(Task input Opens)
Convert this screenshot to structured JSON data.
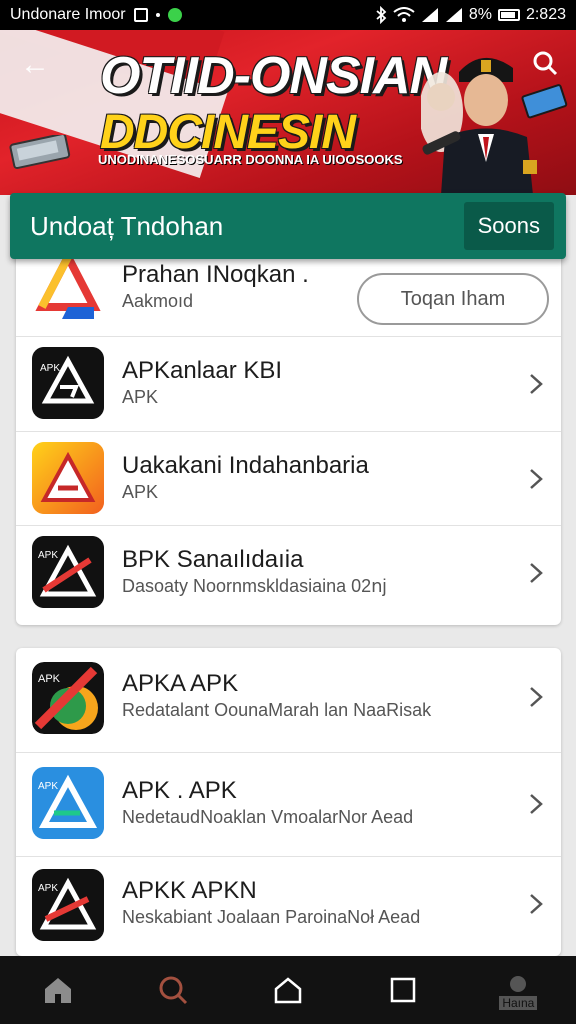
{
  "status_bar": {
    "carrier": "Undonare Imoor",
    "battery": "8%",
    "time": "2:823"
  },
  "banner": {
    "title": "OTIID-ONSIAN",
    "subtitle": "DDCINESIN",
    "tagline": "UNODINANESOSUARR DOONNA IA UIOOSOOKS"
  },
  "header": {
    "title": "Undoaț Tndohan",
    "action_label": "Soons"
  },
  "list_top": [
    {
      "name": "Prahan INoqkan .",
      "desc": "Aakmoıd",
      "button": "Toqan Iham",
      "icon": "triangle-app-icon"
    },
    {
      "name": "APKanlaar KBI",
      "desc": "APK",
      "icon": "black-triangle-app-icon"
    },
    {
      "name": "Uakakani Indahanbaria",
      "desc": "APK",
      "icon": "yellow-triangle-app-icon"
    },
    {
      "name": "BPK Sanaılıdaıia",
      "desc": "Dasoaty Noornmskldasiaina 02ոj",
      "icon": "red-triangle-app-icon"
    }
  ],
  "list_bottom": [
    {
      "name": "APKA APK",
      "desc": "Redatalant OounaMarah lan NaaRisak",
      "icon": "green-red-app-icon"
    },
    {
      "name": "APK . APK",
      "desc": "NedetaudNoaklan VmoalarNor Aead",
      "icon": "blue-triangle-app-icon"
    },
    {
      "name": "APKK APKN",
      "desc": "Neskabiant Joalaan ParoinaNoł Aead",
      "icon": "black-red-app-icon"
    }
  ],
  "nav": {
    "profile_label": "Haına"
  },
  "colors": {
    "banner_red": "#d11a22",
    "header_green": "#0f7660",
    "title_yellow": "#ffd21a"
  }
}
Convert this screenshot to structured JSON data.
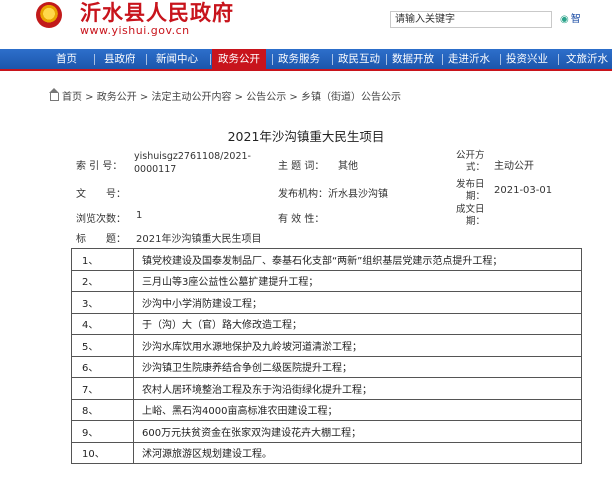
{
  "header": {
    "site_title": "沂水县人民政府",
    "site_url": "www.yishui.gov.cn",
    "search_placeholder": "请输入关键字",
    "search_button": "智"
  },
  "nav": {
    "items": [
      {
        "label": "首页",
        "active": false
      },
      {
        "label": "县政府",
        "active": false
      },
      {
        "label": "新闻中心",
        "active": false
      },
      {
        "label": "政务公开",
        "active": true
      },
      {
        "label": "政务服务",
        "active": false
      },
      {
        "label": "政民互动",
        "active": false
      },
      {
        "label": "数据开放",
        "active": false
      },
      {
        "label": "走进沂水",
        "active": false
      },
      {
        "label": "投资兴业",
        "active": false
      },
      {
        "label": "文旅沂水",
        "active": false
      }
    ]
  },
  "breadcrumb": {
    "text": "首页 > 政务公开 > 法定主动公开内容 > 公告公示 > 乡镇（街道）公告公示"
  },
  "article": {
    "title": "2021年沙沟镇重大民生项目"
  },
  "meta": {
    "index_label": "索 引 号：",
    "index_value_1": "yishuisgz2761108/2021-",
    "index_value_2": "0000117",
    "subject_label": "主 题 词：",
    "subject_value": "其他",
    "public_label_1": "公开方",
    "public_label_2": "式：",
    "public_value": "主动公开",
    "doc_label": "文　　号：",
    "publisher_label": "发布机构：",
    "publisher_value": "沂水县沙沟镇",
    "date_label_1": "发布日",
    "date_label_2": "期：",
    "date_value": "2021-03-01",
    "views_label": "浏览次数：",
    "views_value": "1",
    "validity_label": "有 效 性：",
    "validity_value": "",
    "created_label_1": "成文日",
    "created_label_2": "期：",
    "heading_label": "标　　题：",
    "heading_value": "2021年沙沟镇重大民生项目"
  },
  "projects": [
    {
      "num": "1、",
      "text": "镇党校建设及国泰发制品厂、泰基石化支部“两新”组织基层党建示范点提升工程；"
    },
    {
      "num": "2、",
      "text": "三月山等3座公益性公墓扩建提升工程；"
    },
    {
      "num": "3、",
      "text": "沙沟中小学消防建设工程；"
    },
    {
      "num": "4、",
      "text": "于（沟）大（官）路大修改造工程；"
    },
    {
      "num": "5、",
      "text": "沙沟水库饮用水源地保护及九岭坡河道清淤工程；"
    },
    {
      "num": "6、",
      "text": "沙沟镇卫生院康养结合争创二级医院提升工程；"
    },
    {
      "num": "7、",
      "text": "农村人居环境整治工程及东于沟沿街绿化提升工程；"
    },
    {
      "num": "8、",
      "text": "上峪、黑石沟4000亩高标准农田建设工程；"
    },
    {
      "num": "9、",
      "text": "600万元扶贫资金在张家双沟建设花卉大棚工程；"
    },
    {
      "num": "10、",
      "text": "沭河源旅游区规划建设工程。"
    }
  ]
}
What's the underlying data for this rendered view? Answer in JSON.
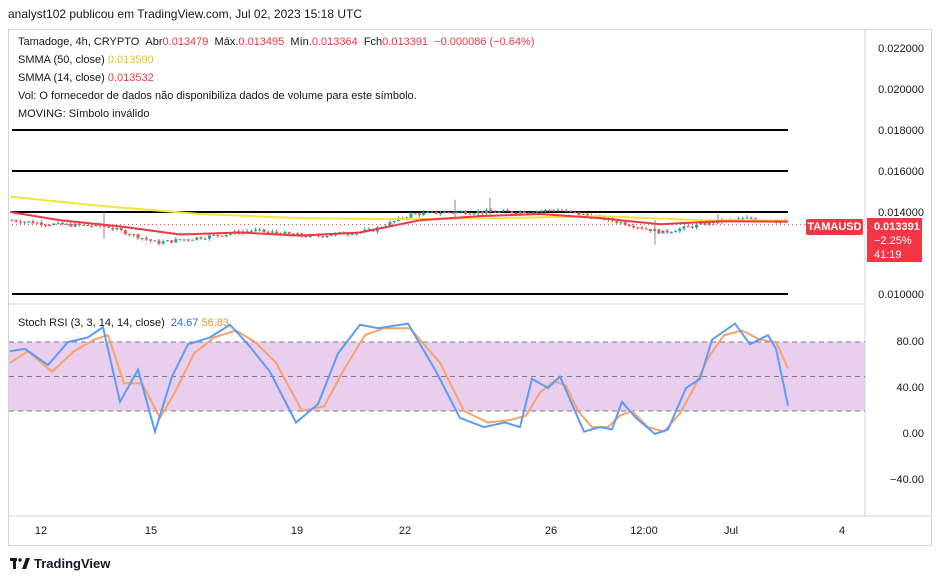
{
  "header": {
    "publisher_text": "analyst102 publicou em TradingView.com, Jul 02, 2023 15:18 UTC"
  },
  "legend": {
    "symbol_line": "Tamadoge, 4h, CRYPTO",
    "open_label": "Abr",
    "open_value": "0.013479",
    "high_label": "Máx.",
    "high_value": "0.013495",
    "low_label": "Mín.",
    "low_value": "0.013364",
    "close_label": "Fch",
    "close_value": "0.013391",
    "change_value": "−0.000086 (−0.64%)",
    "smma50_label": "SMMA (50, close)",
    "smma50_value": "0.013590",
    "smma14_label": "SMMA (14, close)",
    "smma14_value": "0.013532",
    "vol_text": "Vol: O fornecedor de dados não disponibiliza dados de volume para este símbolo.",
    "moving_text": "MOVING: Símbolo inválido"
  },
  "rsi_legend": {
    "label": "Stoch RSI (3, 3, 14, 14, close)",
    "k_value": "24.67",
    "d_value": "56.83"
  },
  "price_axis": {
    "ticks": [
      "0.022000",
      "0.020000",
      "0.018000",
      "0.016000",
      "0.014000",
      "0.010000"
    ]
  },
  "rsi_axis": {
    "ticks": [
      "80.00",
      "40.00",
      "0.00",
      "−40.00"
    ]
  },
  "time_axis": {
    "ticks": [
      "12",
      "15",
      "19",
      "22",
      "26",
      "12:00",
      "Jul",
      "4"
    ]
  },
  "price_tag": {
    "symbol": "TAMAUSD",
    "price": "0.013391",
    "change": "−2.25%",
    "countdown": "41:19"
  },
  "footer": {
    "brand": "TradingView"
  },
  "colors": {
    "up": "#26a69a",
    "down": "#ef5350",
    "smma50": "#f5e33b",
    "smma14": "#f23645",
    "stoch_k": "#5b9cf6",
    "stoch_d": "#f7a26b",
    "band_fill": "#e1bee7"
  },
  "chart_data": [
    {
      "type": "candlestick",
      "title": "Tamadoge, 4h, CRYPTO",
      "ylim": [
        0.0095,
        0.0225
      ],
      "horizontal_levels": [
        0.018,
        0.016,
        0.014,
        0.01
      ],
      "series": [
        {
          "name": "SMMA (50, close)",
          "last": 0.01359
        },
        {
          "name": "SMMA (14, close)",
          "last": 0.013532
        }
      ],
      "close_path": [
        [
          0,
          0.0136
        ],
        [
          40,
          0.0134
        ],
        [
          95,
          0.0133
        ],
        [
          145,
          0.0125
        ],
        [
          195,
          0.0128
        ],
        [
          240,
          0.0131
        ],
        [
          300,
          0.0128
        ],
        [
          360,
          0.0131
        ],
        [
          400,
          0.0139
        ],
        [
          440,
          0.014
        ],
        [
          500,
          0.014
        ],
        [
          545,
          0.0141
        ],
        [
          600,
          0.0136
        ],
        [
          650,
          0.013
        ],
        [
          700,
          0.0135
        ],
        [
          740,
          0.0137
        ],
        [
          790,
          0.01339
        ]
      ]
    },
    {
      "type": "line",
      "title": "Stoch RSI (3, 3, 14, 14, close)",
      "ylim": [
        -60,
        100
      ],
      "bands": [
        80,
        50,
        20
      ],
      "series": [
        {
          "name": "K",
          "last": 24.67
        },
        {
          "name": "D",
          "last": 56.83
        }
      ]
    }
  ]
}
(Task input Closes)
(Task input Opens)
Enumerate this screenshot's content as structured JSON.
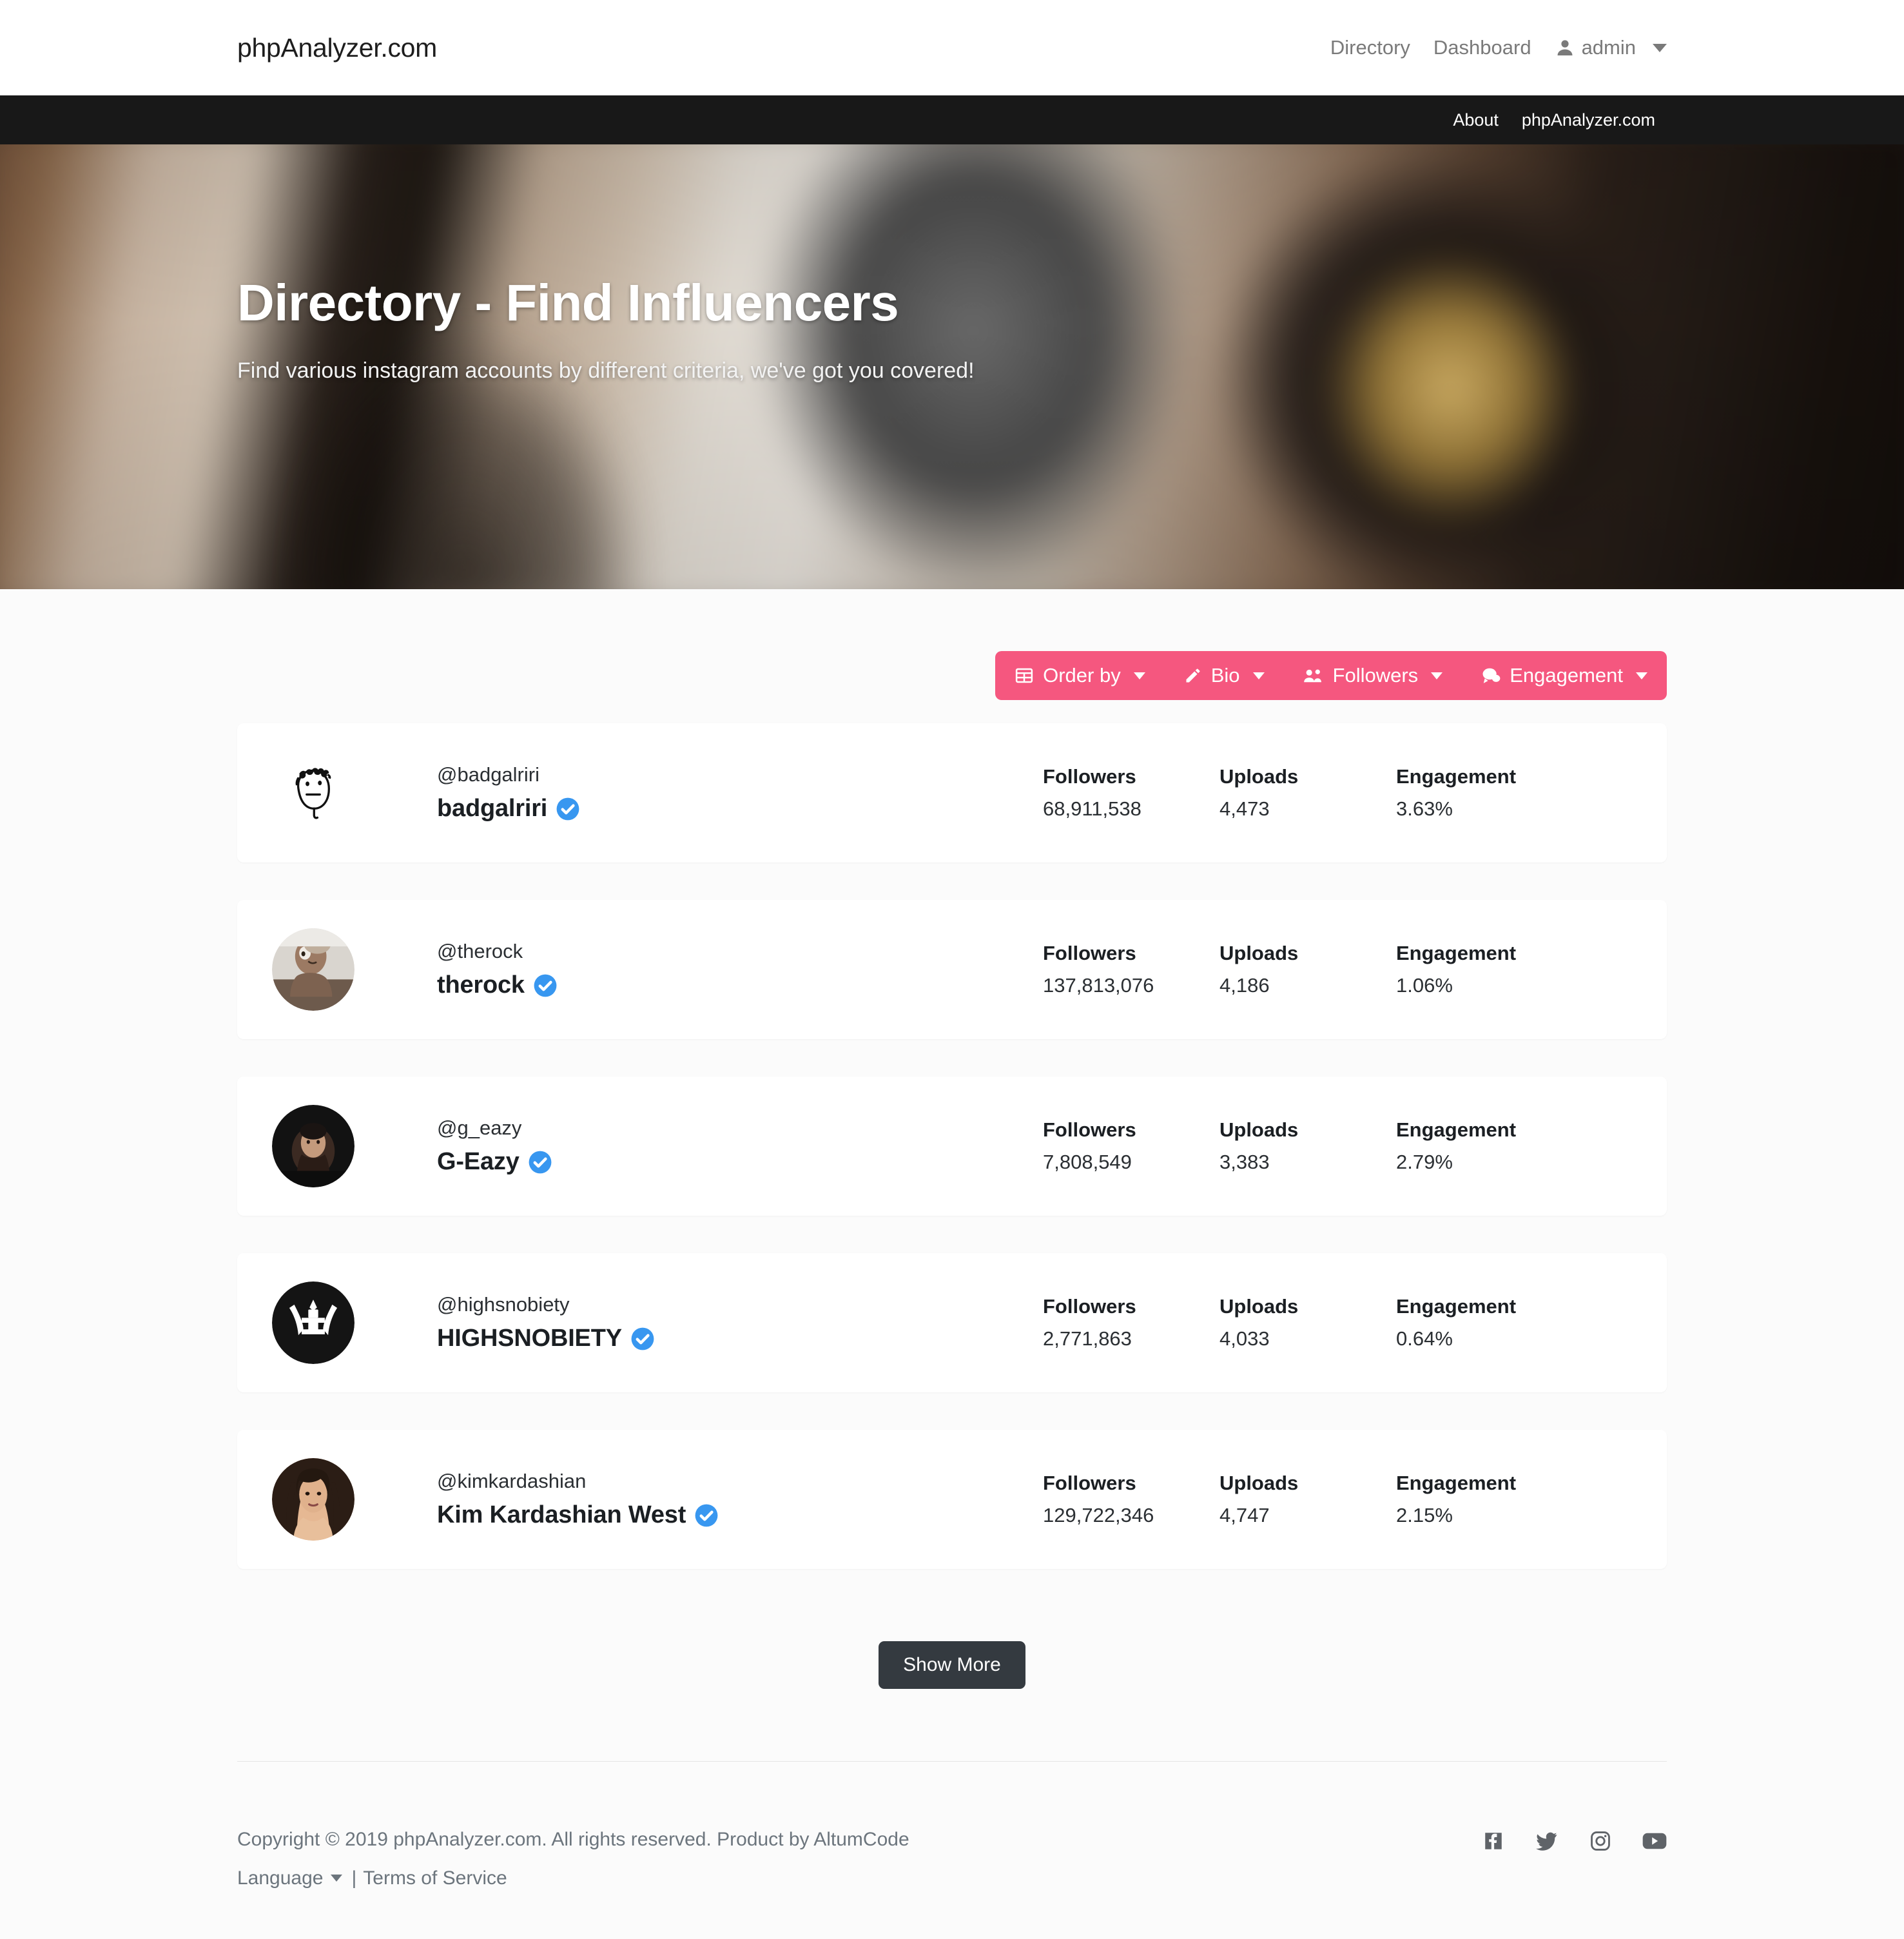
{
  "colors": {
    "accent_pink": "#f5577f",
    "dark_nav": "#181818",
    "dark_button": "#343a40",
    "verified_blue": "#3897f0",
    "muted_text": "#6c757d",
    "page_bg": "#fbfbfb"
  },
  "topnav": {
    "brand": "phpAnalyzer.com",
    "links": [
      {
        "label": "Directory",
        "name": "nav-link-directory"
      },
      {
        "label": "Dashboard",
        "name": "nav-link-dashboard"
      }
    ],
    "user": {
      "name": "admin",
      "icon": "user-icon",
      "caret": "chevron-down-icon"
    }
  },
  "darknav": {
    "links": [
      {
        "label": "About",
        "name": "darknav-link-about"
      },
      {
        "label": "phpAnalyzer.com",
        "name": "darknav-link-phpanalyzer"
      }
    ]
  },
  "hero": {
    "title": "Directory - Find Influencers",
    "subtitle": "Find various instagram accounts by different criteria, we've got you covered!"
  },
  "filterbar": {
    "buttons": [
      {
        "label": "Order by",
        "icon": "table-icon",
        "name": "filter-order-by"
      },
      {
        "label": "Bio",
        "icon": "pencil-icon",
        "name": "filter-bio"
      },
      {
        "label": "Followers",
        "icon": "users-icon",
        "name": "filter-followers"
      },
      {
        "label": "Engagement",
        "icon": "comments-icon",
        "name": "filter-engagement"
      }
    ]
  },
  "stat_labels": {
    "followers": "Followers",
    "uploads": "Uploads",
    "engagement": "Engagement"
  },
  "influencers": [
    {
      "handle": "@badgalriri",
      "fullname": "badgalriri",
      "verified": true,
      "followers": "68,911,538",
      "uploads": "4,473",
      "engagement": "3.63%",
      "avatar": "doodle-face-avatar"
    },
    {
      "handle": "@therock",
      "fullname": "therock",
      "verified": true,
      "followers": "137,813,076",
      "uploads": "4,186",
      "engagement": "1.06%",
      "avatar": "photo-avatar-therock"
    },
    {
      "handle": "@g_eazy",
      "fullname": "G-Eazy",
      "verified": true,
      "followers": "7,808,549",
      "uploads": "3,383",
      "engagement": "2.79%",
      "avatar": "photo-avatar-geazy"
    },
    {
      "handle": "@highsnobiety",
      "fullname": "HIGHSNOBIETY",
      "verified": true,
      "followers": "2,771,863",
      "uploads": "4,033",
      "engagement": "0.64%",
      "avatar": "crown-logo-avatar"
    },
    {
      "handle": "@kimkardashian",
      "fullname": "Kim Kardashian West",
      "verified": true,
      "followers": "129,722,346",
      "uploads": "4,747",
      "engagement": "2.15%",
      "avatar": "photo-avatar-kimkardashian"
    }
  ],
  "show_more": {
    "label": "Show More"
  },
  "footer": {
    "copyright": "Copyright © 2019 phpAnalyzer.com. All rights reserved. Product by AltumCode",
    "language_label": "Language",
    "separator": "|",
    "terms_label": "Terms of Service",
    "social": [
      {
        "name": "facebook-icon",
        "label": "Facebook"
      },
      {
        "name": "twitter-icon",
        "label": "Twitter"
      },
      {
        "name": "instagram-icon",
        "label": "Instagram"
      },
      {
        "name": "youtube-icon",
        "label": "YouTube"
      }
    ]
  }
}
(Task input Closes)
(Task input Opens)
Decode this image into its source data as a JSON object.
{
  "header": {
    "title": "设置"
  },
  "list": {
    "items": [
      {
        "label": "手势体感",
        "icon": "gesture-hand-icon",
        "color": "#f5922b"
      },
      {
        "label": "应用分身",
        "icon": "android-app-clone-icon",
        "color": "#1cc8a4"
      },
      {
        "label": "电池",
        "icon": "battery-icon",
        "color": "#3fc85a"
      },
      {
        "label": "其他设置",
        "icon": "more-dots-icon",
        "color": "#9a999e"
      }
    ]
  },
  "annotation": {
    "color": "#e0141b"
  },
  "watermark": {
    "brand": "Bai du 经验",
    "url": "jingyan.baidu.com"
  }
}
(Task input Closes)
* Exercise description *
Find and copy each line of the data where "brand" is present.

* Output for this task *
    "brand": "TradingView"
    "brand": "phpAnalyzer.com",
    "brand": "Bai du 经验",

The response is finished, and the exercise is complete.